They’re at the top of the food chain, so chemicals accumulate within their bodies. And this means we have a direct understanding of how it affects our ecosystem.

Why Birds Are Important in Australia?

Birds in Australia are particularly good as environmental indicators because they live in almost every type of environment and can be found everywhere from tall trees to the dirtiest sewer.

They’re at the top of the food chain, so chemicals accumulate within their bodies. And this means we have a direct understanding of how it affects our ecosystem.

Does Australia have the most birds in the World?

Australia has the world’s greatest diversity of avian life for many reasons, including a lack of predators and an abundance of migration. In addition to this biodiversity being fascinating in its own right, it also provides insight into the history of evolution on Earth – especially since changes are happening faster here than elsewhere

Australia is home to 830 different species – more if you include neighboring islands- which comprises almost 10% total number of living bird species across planet earth today! This incredible amount makes Australia one of only three countries with such high levels (the other two being New Zealand and Madagascar).

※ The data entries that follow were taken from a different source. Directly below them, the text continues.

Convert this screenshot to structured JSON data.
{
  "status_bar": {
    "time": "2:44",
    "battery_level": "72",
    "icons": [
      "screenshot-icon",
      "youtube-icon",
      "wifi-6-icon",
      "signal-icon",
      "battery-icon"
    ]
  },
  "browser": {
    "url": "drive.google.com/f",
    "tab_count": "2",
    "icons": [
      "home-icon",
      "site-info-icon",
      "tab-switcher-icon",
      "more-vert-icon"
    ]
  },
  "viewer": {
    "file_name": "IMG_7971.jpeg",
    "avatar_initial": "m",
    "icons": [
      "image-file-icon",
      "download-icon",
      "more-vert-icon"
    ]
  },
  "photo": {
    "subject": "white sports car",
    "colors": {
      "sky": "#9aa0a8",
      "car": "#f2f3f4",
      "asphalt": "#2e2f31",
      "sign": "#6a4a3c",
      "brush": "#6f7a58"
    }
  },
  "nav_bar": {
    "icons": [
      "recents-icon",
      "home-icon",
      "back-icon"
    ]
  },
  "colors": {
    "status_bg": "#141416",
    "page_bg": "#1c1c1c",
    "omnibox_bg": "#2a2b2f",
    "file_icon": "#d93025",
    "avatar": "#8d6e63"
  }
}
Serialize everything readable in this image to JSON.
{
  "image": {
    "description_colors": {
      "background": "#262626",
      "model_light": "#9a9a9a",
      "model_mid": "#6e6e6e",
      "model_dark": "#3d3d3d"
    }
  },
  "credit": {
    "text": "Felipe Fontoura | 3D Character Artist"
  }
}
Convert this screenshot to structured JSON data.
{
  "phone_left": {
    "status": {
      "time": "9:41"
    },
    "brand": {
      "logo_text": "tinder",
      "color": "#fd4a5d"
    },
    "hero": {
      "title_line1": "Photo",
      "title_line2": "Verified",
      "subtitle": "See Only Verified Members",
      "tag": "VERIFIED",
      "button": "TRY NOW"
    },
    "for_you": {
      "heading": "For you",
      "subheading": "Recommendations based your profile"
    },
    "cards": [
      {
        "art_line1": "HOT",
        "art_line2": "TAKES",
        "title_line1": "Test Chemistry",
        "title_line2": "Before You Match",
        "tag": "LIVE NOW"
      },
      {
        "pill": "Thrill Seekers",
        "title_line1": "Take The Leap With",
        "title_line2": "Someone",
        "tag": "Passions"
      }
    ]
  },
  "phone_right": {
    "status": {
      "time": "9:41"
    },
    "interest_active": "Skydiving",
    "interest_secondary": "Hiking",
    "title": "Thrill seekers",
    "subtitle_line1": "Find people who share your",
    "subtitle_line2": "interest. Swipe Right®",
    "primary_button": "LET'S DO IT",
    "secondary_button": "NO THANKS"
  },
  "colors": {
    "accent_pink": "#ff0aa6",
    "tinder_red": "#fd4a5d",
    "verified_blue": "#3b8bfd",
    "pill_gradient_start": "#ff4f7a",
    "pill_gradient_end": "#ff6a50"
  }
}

What I find most intriguing about these numbers is that 45% can be classified as endemics. It means that they exist nowhere else but their particular country.

Conclusion

So, what are the most famous birds in Australia? There’s a lot to choose from!

Some of the more common species you’ll see include budgies, galahs and cockatoos. These brightly colored creatures can be found all over the country so as long as you’re looking up high enough when you go out for walks or hikes (and don’t forget your camera!), it won’t take long before one lands on your shoulder.

Which Australian bird is your favorite? Let us know in the comments below!